A May 1944 Book Review column explained that Hersey’s “blistering portrayal of the general is the product not of malice but of an outraged sense of human decency.” In the novel, Hersey has sergeants mis-address and then misdirect condemning paperwork, attempting to spare Joppolo from the riding-crop general’s vindictiveness.
It was Joppolo’s sergeant – no Tweet or Instagram – who calls the major’s attention to hygiene and sanitation issues. Joppolo relied on this sergeant to pick up on “dirty” dealings, and figure out who were culprits and troublemakers, and who was trustworthy. The sergeant helped identify those in need of and deserving of the major’s Public Assistance.
My father (a staff sergeant) didn’t speak about his 4 years 4 months and 26 days of service, let alone the “battles and campaigns” or the “decorations and citations” noted on his official service record.

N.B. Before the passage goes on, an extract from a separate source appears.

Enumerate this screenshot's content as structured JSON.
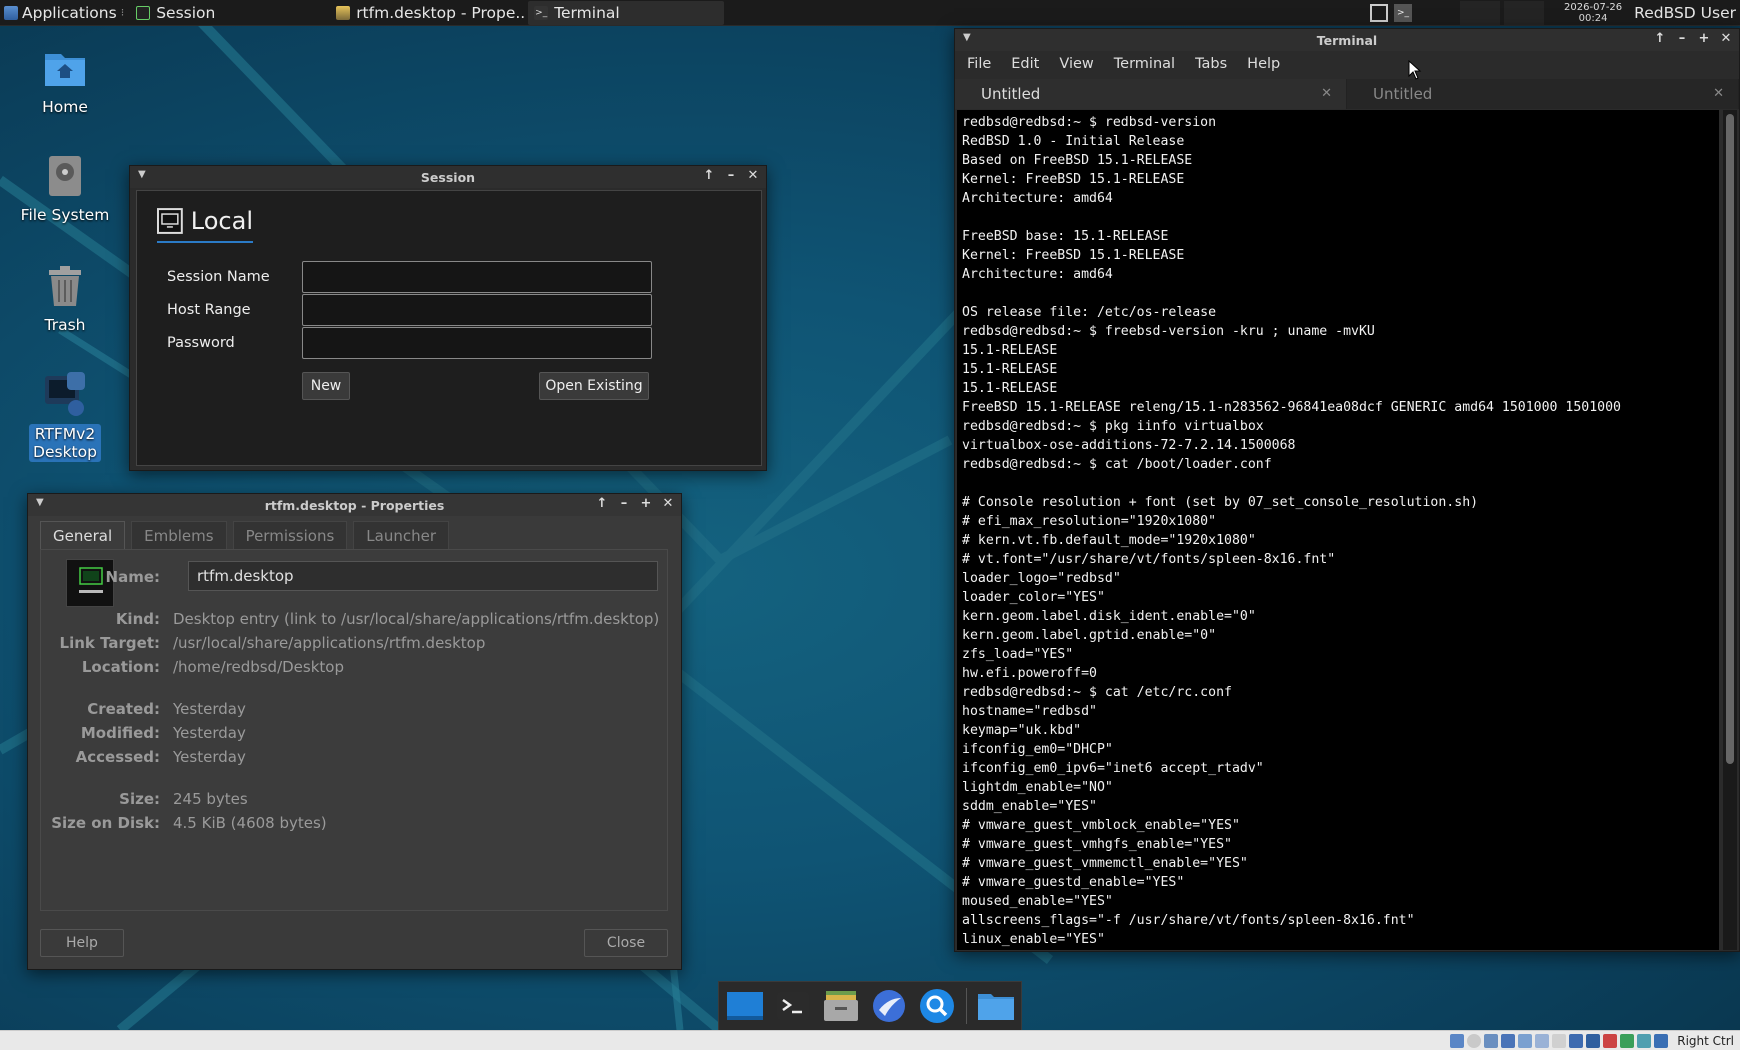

On the very first page of the novel, Hersey tells the reader that on entering Adano, while there was no great resistance, American troops “were tight in their muscles.” That very sensation, at the least, probably coursed through my father’s fibers as he made his way through Northern France and the Rhineland; and, surely, on his day at the beach in June 1944, at Normandy. Maybe, my father thought that Hersey’s novel would speak for him.
Civics and Management Lessons: still applicable?

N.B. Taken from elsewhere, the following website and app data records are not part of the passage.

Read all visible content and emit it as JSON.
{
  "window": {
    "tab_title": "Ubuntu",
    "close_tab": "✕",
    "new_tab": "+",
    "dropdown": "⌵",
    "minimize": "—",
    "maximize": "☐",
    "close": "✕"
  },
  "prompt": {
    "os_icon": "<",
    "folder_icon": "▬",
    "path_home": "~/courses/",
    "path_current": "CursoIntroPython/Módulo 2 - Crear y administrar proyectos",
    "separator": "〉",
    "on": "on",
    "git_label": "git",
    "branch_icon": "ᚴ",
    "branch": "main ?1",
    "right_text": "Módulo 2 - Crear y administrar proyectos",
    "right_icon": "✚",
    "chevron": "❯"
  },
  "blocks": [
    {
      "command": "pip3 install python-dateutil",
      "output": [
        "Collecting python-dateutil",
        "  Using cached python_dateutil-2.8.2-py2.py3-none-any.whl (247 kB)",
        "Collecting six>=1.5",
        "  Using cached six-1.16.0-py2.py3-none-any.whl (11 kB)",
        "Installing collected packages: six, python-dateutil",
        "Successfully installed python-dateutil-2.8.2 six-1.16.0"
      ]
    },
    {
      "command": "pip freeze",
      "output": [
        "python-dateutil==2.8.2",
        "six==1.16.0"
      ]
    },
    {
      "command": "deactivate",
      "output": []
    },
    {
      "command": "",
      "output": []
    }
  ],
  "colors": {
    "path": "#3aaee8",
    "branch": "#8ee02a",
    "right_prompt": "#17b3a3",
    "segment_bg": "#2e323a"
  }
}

As the chief AMGOT (Allied Military Government, Occupied Territory) officer for Adano, the major quickly discards pages and pages of official instructions, replacing them with his own “Notes to Joppolo from Joppolo.” Among his kernels of advice to himself: “Don’t lose your temper. When plans fall down, improvise....”
Major Joppolo works to rectify the town’s commerce that has been hobbled by corruption: by extortion of taxes, tribute, and protection money under the fascists. He tries to rectify the town’s economy that has been skewed by GIs unintentionally inflating prices by paying at American rates rather than far more modest sums that were prevalent prior to the invasion.
Joppolo has to apologize and try to make amends for the destruction of property by drunkards. He has to resolve disputes between townspeople – “managing by trickery, by moral pressure, and by persuasion, to make the truth seem something really beautiful and necessary.” Astutely and humanely, he tips the balance in favor of simple justice by managing to exact honesty: “the accused would find himself telling the truth and discarding the elaborate lie he had devised.”
Hersey allows the reader to appreciate Joppolo’s loneliness, which had very little to do with lust.
Joppolo was 35 years old when he entered Adano to take charge of its civil affairs. My father was 39 when he completed his almost four and a half years of military service. Maybe, my father thought that Hersey’s novel would speak for him.
“Speaking” to those who invade and occupy in the 21st century.
In his Foreword to the novel, John Hersey anticipates the challenges that future military involvements will pose for a country committed to democratic ways: “What Major Joppolo did and what he was not able to do in Adano represented in miniature what America can and cannot do in Europe.... no plan, no hope, no treaty – none of these things can guarantee anything. Only men can guarantee, only the behavior of men under pressure, only our Joppolos.”
These very cautions and advices were echoed in a June 2004 paper by a U.S. Army colonel who was concerned about developing “competent and adaptive” officers who would be “imbued with the skills and qualities” necessary to “transition quickly and effectively from high-intensity combat operations to stability and nation-building operations.” This colonel went on to note that “the Army cannot draft men like Victor Joppolo, so it must build them.”
In 1945, A Bell for Adano was serialized in a Russian literary magazine. Seventy years later, the novel – its prescriptions and dosages – might make for instructive summer reading in the Kremlin; and for those in our capital who would have us venture into Syria and the Ukraine.